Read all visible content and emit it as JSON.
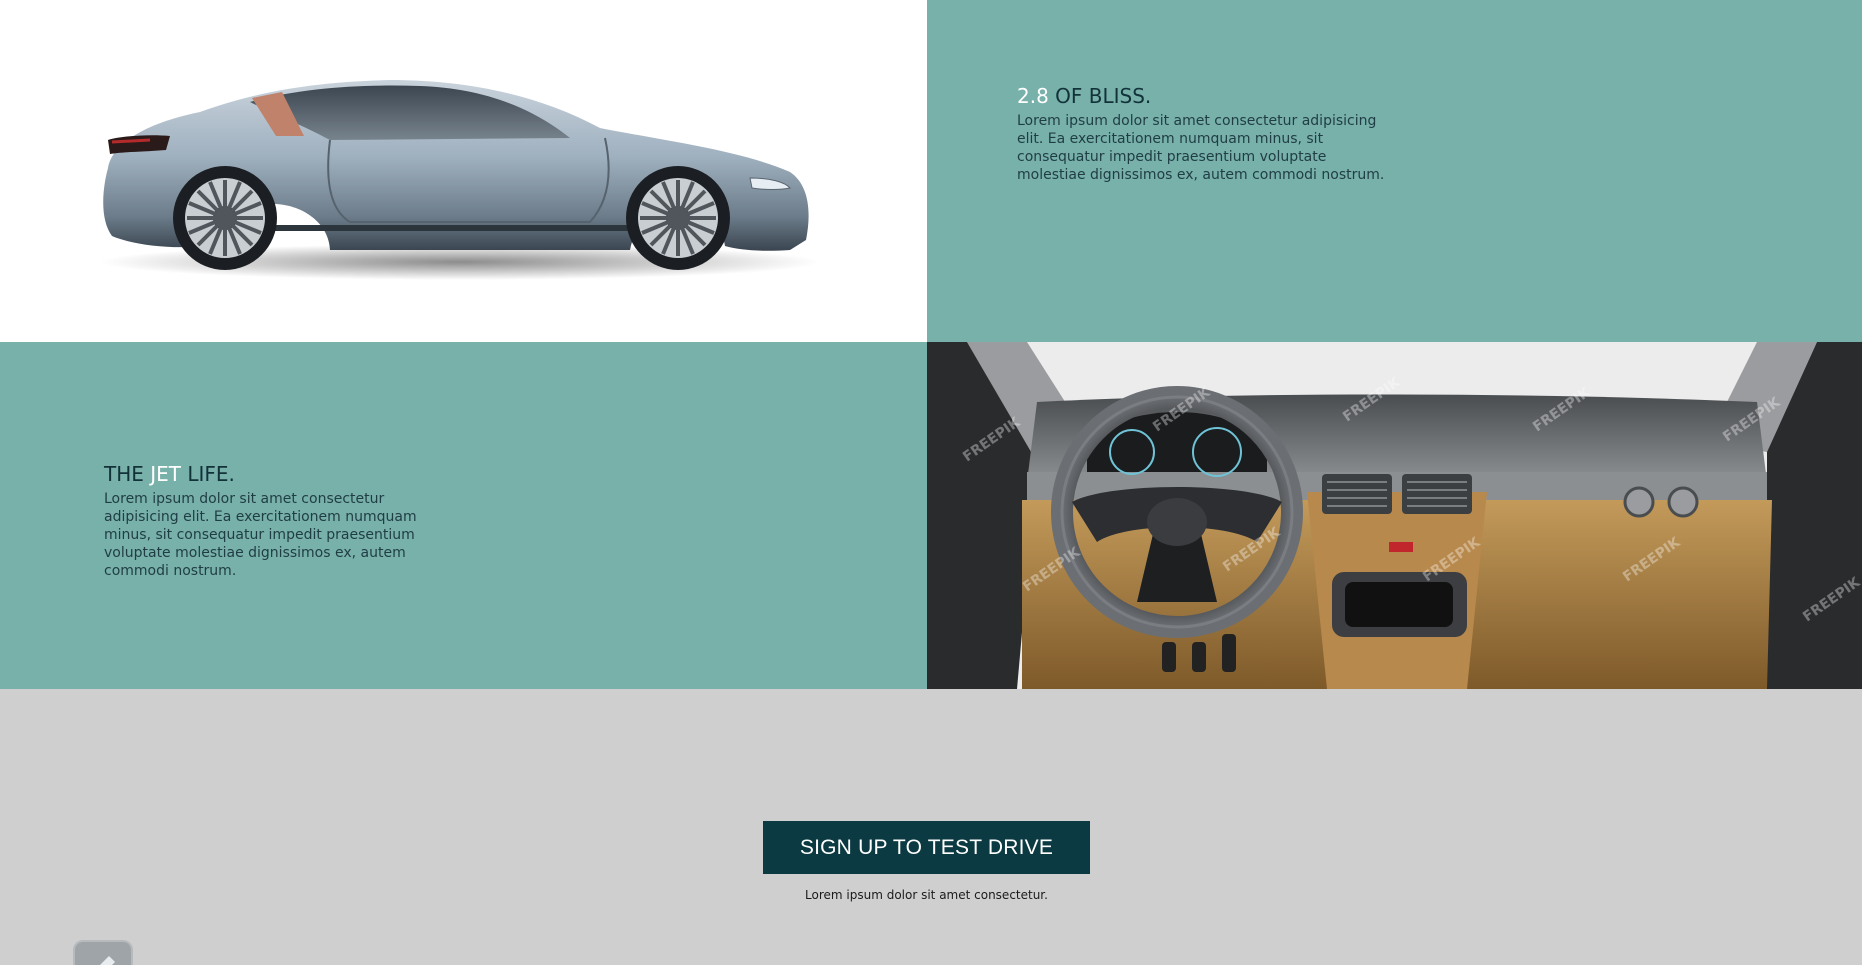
{
  "sections": {
    "bliss": {
      "heading_highlight": "2.8",
      "heading_rest": " OF BLISS.",
      "body": "Lorem ipsum dolor sit amet consectetur adipisicing elit. Ea exercitationem numquam minus, sit consequatur impedit praesentium voluptate molestiae dignissimos ex, autem commodi nostrum."
    },
    "jet": {
      "heading_before": "THE ",
      "heading_highlight": "JET",
      "heading_after": " LIFE.",
      "body": "Lorem ipsum dolor sit amet consectetur adipisicing elit. Ea exercitationem numquam minus, sit consequatur impedit praesentium voluptate molestiae dignissimos ex, autem commodi nostrum."
    }
  },
  "images": {
    "car": "sports-car-side-view",
    "interior": "car-interior-dashboard",
    "watermark": "FREEPIK"
  },
  "cta": {
    "label": "SIGN UP TO TEST DRIVE",
    "subtext": "Lorem ipsum dolor sit amet consectetur."
  },
  "colors": {
    "teal": "#78b0aa",
    "dark_teal": "#0c3a42",
    "footer_bg": "#cfcfcf",
    "highlight": "#ffffff"
  }
}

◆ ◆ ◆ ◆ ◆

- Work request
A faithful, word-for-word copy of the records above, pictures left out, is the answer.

- Result of this exercise
Read all visible content and emit it as JSON.
{
  "sections": {
    "bliss": {
      "heading_highlight": "2.8",
      "heading_rest": " OF BLISS.",
      "body": "Lorem ipsum dolor sit amet consectetur adipisicing elit. Ea exercitationem numquam minus, sit consequatur impedit praesentium voluptate molestiae dignissimos ex, autem commodi nostrum."
    },
    "jet": {
      "heading_before": "THE ",
      "heading_highlight": "JET",
      "heading_after": " LIFE.",
      "body": "Lorem ipsum dolor sit amet consectetur adipisicing elit. Ea exercitationem numquam minus, sit consequatur impedit praesentium voluptate molestiae dignissimos ex, autem commodi nostrum."
    }
  },
  "images": {
    "car": "sports-car-side-view",
    "interior": "car-interior-dashboard",
    "watermark": "FREEPIK"
  },
  "cta": {
    "label": "SIGN UP TO TEST DRIVE",
    "subtext": "Lorem ipsum dolor sit amet consectetur."
  },
  "colors": {
    "teal": "#78b0aa",
    "dark_teal": "#0c3a42",
    "footer_bg": "#cfcfcf",
    "highlight": "#ffffff"
  }
}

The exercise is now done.